Medline ® Abstract for Reference 69
of 'Clinical features, evaluation, and treatment of retroperitoneal soft tissue sarcoma'
Retroperitoneal soft tissue sarcoma: an analysis of radiation and surgical treatment.
Ballo MT, Zagars GK, Pollock RE, Benjamin RS, Feig BW, Cormier JN, Hunt KK, Patel SR, Trent JC, Beddar S, Pisters PW
Int J Radiat Oncol Biol Phys. 2007;67(1):158.
PURPOSE: To evaluate the clinical outcomes of patients with localized retroperitoneal soft tissue sarcoma (STS) treated with complete surgical resection and radiation.
METHODS AND MATERIALS: The medical records of 83 patients were reviewed retrospectively. Sixty patients presented with primary disease and the remaining 23 had recurrence after previous surgical resection.
RESULTS: With a median follow-up of 47 months, the actuarial overall disease-specific survival (DSS), distant metastasis-free survival, and local control (LC) rates were 44%, 67%, and 40%, respectively. Of the 38 patients dying of disease, local disease progression was the sole site of recurrence for 16 patients and was a component of progression for another 11 patients.
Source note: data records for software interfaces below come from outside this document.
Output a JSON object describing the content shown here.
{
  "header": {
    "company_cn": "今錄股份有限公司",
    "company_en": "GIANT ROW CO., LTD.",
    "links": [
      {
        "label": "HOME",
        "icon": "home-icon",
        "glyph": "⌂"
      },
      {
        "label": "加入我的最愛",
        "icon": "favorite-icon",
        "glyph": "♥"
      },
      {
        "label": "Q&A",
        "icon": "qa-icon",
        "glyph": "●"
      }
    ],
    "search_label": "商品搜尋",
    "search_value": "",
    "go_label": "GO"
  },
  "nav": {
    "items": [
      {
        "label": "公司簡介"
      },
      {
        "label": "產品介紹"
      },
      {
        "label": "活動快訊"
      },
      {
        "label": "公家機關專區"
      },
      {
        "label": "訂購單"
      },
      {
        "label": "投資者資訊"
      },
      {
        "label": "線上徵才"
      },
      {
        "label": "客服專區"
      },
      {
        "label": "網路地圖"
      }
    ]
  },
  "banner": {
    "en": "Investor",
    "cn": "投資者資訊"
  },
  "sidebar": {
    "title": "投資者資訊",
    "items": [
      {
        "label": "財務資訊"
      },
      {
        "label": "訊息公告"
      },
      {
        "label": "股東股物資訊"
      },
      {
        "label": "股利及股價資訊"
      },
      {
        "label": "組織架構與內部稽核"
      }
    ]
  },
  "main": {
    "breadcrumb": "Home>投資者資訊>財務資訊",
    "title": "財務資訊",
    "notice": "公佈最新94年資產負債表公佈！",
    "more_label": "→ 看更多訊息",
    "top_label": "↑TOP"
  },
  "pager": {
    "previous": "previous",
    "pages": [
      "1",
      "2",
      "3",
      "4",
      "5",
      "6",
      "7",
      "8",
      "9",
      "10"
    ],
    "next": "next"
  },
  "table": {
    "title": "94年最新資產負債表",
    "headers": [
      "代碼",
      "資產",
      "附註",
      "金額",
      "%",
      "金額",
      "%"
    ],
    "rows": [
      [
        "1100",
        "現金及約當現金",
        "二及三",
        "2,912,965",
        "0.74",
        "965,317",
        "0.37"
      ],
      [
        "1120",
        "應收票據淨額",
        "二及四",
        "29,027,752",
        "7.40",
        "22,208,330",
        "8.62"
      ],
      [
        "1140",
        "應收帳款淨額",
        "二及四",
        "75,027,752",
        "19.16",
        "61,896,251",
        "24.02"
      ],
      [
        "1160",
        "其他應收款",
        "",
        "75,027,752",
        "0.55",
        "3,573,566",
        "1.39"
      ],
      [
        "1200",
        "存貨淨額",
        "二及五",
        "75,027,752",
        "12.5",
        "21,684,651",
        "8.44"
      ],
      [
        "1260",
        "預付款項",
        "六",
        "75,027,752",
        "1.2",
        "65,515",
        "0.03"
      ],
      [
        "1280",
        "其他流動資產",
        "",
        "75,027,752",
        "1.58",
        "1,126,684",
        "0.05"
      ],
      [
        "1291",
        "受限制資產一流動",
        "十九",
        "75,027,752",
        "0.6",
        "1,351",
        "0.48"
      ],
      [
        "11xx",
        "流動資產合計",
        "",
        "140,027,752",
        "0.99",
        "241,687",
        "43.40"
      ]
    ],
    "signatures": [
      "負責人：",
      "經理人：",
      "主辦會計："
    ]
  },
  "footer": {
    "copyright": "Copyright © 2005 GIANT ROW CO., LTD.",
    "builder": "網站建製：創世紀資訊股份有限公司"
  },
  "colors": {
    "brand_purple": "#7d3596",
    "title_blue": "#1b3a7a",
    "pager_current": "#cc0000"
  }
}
Multivariate analysis indicated that histologic grade was associated with the 5-year rates of DSS (low-grade, 92%; intermediate-grade, 51%; and high-grade, 41%, p = 0.006). Multivariate analysis also indicated an inferior 5-year LC rate for patients presenting with recurrent disease, positive or uncertain resection margins, and age greater than 65 years. The data did not suggest an improved local control with higher doses of external-beam radiation (EBRT) or with the specific use of intraoperative radiotherapy (IORT). Radiation-related complications (10% at 5 years) developed in 5 patients; all had received their EBRT postoperatively.
CONCLUSIONS: Although preoperative radiation therapy and aggressive surgical resection is well tolerated in patients, local disease progression continues to be a significant component of disease death. In this small cohort of patients, the use of higher doses of EBRT or IORT did not result in clinically apparent improvements in outcomes.
Division of Radiation Oncology, The University of Texas M. D. Anderson Cancer Center, Houston, TX 77030, USA. firstname.lastname@example.org